Directions
For this exercise, copy the records below exactly and exclude every image.
(Records provided begins)
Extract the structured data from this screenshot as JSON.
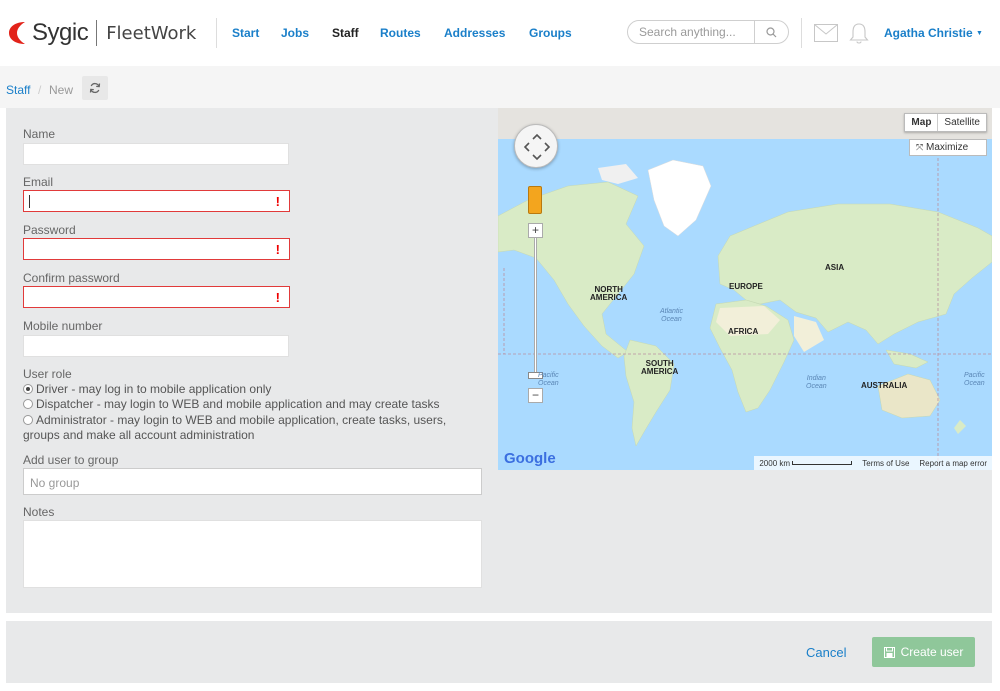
{
  "header": {
    "logo_brand": "Sygic",
    "logo_product": "FleetWork",
    "nav": [
      {
        "label": "Start",
        "active": false
      },
      {
        "label": "Jobs",
        "active": false
      },
      {
        "label": "Staff",
        "active": true
      },
      {
        "label": "Routes",
        "active": false
      },
      {
        "label": "Addresses",
        "active": false
      },
      {
        "label": "Groups",
        "active": false
      }
    ],
    "search_placeholder": "Search anything...",
    "user_name": "Agatha Christie",
    "icons": [
      "search-icon",
      "mail-icon",
      "bell-icon",
      "caret-down-icon"
    ]
  },
  "breadcrumb": {
    "root": "Staff",
    "separator": "/",
    "current": "New"
  },
  "form": {
    "name_label": "Name",
    "name_value": "",
    "email_label": "Email",
    "email_value": "",
    "password_label": "Password",
    "confirm_label": "Confirm password",
    "mobile_label": "Mobile number",
    "mobile_value": "",
    "error_mark": "!",
    "role_label": "User role",
    "roles": [
      {
        "label": "Driver - may log in to mobile application only",
        "selected": true
      },
      {
        "label": "Dispatcher - may login to WEB and mobile application and may create tasks",
        "selected": false
      },
      {
        "label": "Administrator - may login to WEB and mobile application, create tasks, users, groups and make all account administration",
        "selected": false
      }
    ],
    "group_label": "Add user to group",
    "group_value": "No group",
    "notes_label": "Notes",
    "notes_value": ""
  },
  "map": {
    "type_buttons": [
      "Map",
      "Satellite"
    ],
    "active_type": "Map",
    "maximize_label": "Maximize",
    "zoom_in": "+",
    "zoom_out": "−",
    "labels": {
      "asia": "ASIA",
      "europe": "EUROPE",
      "north_america_1": "NORTH",
      "north_america_2": "AMERICA",
      "africa": "AFRICA",
      "south_america_1": "SOUTH",
      "south_america_2": "AMERICA",
      "australia": "AUSTRALIA",
      "atlantic_1": "Atlantic",
      "atlantic_2": "Ocean",
      "indian_1": "Indian",
      "indian_2": "Ocean",
      "pacific_left_1": "Pacific",
      "pacific_left_2": "Ocean",
      "pacific_right_1": "Pacific",
      "pacific_right_2": "Ocean"
    },
    "google_logo": "Google",
    "scale": "2000 km",
    "terms": "Terms of Use",
    "report": "Report a map error"
  },
  "footer": {
    "cancel_label": "Cancel",
    "create_label": "Create user"
  },
  "colors": {
    "link_blue": "#1a7fc9",
    "error_red": "#e13a3a",
    "create_button": "#8fc79a",
    "panel_bg": "#e8e9ea",
    "water": "#aadaff",
    "land": "#d9ebc6"
  }
}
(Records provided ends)
Result below
Extract the structured data from this screenshot as JSON.
{
  "header": {
    "logo_brand": "Sygic",
    "logo_product": "FleetWork",
    "nav": [
      {
        "label": "Start",
        "active": false
      },
      {
        "label": "Jobs",
        "active": false
      },
      {
        "label": "Staff",
        "active": true
      },
      {
        "label": "Routes",
        "active": false
      },
      {
        "label": "Addresses",
        "active": false
      },
      {
        "label": "Groups",
        "active": false
      }
    ],
    "search_placeholder": "Search anything...",
    "user_name": "Agatha Christie",
    "icons": [
      "search-icon",
      "mail-icon",
      "bell-icon",
      "caret-down-icon"
    ]
  },
  "breadcrumb": {
    "root": "Staff",
    "separator": "/",
    "current": "New"
  },
  "form": {
    "name_label": "Name",
    "name_value": "",
    "email_label": "Email",
    "email_value": "",
    "password_label": "Password",
    "confirm_label": "Confirm password",
    "mobile_label": "Mobile number",
    "mobile_value": "",
    "error_mark": "!",
    "role_label": "User role",
    "roles": [
      {
        "label": "Driver - may log in to mobile application only",
        "selected": true
      },
      {
        "label": "Dispatcher - may login to WEB and mobile application and may create tasks",
        "selected": false
      },
      {
        "label": "Administrator - may login to WEB and mobile application, create tasks, users, groups and make all account administration",
        "selected": false
      }
    ],
    "group_label": "Add user to group",
    "group_value": "No group",
    "notes_label": "Notes",
    "notes_value": ""
  },
  "map": {
    "type_buttons": [
      "Map",
      "Satellite"
    ],
    "active_type": "Map",
    "maximize_label": "Maximize",
    "zoom_in": "+",
    "zoom_out": "−",
    "labels": {
      "asia": "ASIA",
      "europe": "EUROPE",
      "north_america_1": "NORTH",
      "north_america_2": "AMERICA",
      "africa": "AFRICA",
      "south_america_1": "SOUTH",
      "south_america_2": "AMERICA",
      "australia": "AUSTRALIA",
      "atlantic_1": "Atlantic",
      "atlantic_2": "Ocean",
      "indian_1": "Indian",
      "indian_2": "Ocean",
      "pacific_left_1": "Pacific",
      "pacific_left_2": "Ocean",
      "pacific_right_1": "Pacific",
      "pacific_right_2": "Ocean"
    },
    "google_logo": "Google",
    "scale": "2000 km",
    "terms": "Terms of Use",
    "report": "Report a map error"
  },
  "footer": {
    "cancel_label": "Cancel",
    "create_label": "Create user"
  },
  "colors": {
    "link_blue": "#1a7fc9",
    "error_red": "#e13a3a",
    "create_button": "#8fc79a",
    "panel_bg": "#e8e9ea",
    "water": "#aadaff",
    "land": "#d9ebc6"
  }
}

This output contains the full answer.